The study, “Practices surrounding pulmonary hypertension and bronchopulmonary dysplasia amongst neonatologists caring for premature infants,” was published in the Journal of Perinatology.

More than 55,000 U.S. births a year occur before the fetus is 28 weeks old. This premature infant population can suffer from pulmonary complications. Up to 68 percent are diagnosed with bronchopulmonary dysplasia, a condition characterized by damage to the lungs’ airway passages, or bronchi. One of the most severe consequences of bronchopulmonary dysplasia is the development of pulmonary hypertension.

In 2015, the American Heart Association and the American Thoracic Society published guidelines that call for “echocardiography (ECHO)-based screening for pulmonary hypertension (PH) in premature newborns with established moderate to severe BPD [bronchopulmonary dysplasia].”

A group of doctors decided to survey the bronchopulmonary dysplasia practices of neonatologists caring for premature infants with and without PH, including their screening strategies and treatment. The survey asked about doctors’ practices after the 2015 guidelines were published.

The electronic survey, composed of 29 questions, was sent to neonatologists practicing at a nursery where babies were born after being in the womb 28 weeks or less. In total, 306 neonatologists responded to the survey.

The guidelines recommend that children with a bronchopulmonary dysplasia diagnosis have echocardiography, or ECHO, screening for PH. Despite this, only 46 percent of the survey respondents confirmed a formal screening protocol at their institution. But 83 percent said they would do an ECHO at 36 weeks post-menstrual age — a combination of a baby’s time in the womb and after birth — for premature infants with moderate to severe bronchopulmonary dysplasia.

Another provision in the guidelines is that neonatologists should evaluate airway obstruction and reflux in premature babies with bronchopulmonary dysplasia and PH. But “only 29 percent of [the survey] respondents mentioned ordering such evaluation for airway obstruction,” the study reported.

Ninety percent of the surveyed neonatologists prescribed PH medications — phosphodiesterase 5 inhibitors, endothelin antagonists, or prostacyclines — during hospitalization. But a very small percentage used cardiac catheterization to confirm a PH diagnosis. One percent said they always used it, while 7 percent said they often used it.
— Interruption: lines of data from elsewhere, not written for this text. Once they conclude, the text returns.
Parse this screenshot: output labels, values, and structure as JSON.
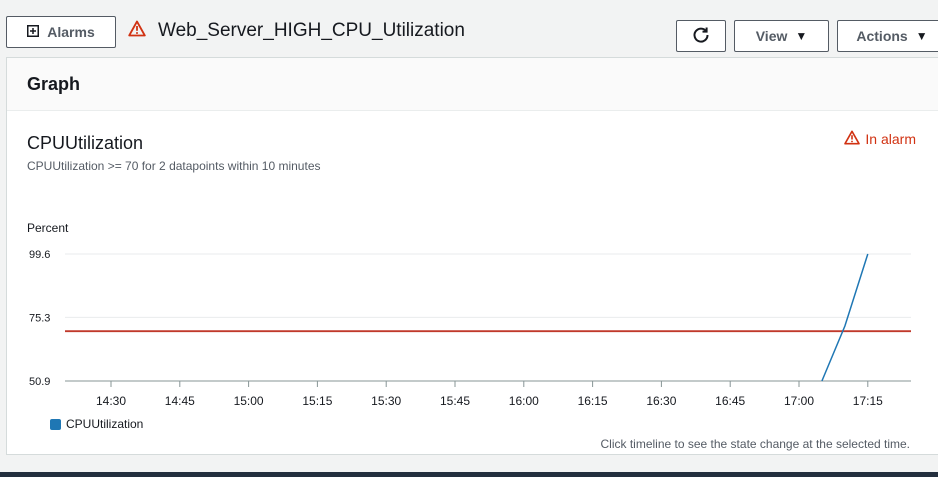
{
  "header": {
    "alarms_button": "Alarms",
    "title": "Web_Server_HIGH_CPU_Utilization",
    "view_button": "View",
    "actions_button": "Actions"
  },
  "panel": {
    "heading": "Graph",
    "metric_title": "CPUUtilization",
    "condition": "CPUUtilization >= 70 for 2 datapoints within 10 minutes",
    "state": "In alarm",
    "footnote": "Click timeline to see the state change at the selected time."
  },
  "colors": {
    "series": "#1f77b4",
    "threshold": "#c0392b",
    "alarm": "#d13212"
  },
  "chart_data": {
    "type": "line",
    "ylabel": "Percent",
    "yticks": [
      50.9,
      75.3,
      99.6
    ],
    "ylim": [
      50.9,
      99.6
    ],
    "xticks": [
      "14:30",
      "14:45",
      "15:00",
      "15:15",
      "15:30",
      "15:45",
      "16:00",
      "16:15",
      "16:30",
      "16:45",
      "17:00",
      "17:15"
    ],
    "grid": true,
    "legend_position": "bottom-left",
    "threshold": {
      "value": 70
    },
    "series": [
      {
        "name": "CPUUtilization",
        "points": [
          {
            "x": "17:05",
            "y": 50.9
          },
          {
            "x": "17:10",
            "y": 72.0
          },
          {
            "x": "17:15",
            "y": 99.6
          }
        ]
      }
    ]
  }
}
Among neonatologists practicing more than five years, 54 percent reported an increase in the number of premature infants they have diagnosed with PH.

As for a need for home oxygen therapy, only 65 percent advised it for PH.

Given the range in survey answers, the study team concluded that “the evaluation, the treatment, and the follow-up of these patients was highly variable across centers in the U.S.,” despite the guidelines that came out in 2015.



A Conversation With Rare Disease Advocates